If and when he’s back on his feet, though, he’s going to have more problems than he expects. His dreams of the ash-covered apocalypse have come back, with the added detail of a mysterious young man who tells him that, “it’s all inevitable, you know.” Meanwhile, the bald, emaciated Fade who’s been so terrifying in leading the attacks has been spending this episode actually pupating, hanging in a slimy cocoon from the roof of a tunnel.

The episode climaxed as the cocoon hatched, and out slid a rather sexy nude man, seen only from behind. With Paul on the verge of death, my first thought was to wonder if he’d somehow switched places with the Fade leader. But no, as I perhaps should have guessed (and might have if I’d recognised him in Paul’s vision), it’s yet another member of the Skins cast! Yes, through some process as yet unclear, the Fade leader has remoulded himself as a rather buff looking Joe Dempsie. Joe has never looked so good – and as he turns and snarls at the camera, his eyes turning yellow, he’s never looked so scary either.

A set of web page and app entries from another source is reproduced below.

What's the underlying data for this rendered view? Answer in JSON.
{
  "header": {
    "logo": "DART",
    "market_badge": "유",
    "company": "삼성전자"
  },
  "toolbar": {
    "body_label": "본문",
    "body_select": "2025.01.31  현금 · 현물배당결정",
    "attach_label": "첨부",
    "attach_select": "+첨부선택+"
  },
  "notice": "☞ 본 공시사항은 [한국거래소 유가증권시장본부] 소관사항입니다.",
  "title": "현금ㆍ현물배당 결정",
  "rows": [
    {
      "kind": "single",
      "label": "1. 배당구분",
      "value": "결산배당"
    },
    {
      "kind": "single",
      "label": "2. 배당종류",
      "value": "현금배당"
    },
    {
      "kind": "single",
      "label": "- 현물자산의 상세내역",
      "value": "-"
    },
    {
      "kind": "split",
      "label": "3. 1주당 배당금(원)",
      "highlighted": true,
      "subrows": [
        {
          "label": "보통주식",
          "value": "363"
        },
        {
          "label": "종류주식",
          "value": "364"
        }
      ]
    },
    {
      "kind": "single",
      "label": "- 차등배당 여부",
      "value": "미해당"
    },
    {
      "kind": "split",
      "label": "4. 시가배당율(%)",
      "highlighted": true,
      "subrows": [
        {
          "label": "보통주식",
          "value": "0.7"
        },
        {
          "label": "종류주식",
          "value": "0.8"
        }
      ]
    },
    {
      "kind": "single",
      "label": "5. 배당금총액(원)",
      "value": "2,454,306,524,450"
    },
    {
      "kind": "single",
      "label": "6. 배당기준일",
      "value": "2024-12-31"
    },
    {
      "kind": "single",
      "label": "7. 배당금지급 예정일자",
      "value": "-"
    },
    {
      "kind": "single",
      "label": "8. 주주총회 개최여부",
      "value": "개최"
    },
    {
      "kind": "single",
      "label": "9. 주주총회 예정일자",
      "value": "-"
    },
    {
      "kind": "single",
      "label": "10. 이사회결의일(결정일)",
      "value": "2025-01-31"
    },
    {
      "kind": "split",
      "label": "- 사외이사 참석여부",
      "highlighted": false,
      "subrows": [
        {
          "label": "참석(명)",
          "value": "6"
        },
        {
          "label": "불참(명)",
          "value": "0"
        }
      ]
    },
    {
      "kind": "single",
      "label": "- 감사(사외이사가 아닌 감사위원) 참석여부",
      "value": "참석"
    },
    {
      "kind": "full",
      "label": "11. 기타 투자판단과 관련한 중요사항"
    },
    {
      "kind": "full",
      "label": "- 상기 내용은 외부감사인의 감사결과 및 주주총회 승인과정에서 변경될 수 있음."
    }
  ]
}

Three episodes in, and The Fades has become must-watch TV, for me at least. Its irresistible combination of teenage soap, Being Human-like supernatural drama and classical children’s quest story make it one of the most enjoyable shows around at the moment. And the concepts continue to get screwier and more imaginative each week. I’m really looking forward to finding out what happens next; and whatever it is, I’m sure it won’t be easily predictable!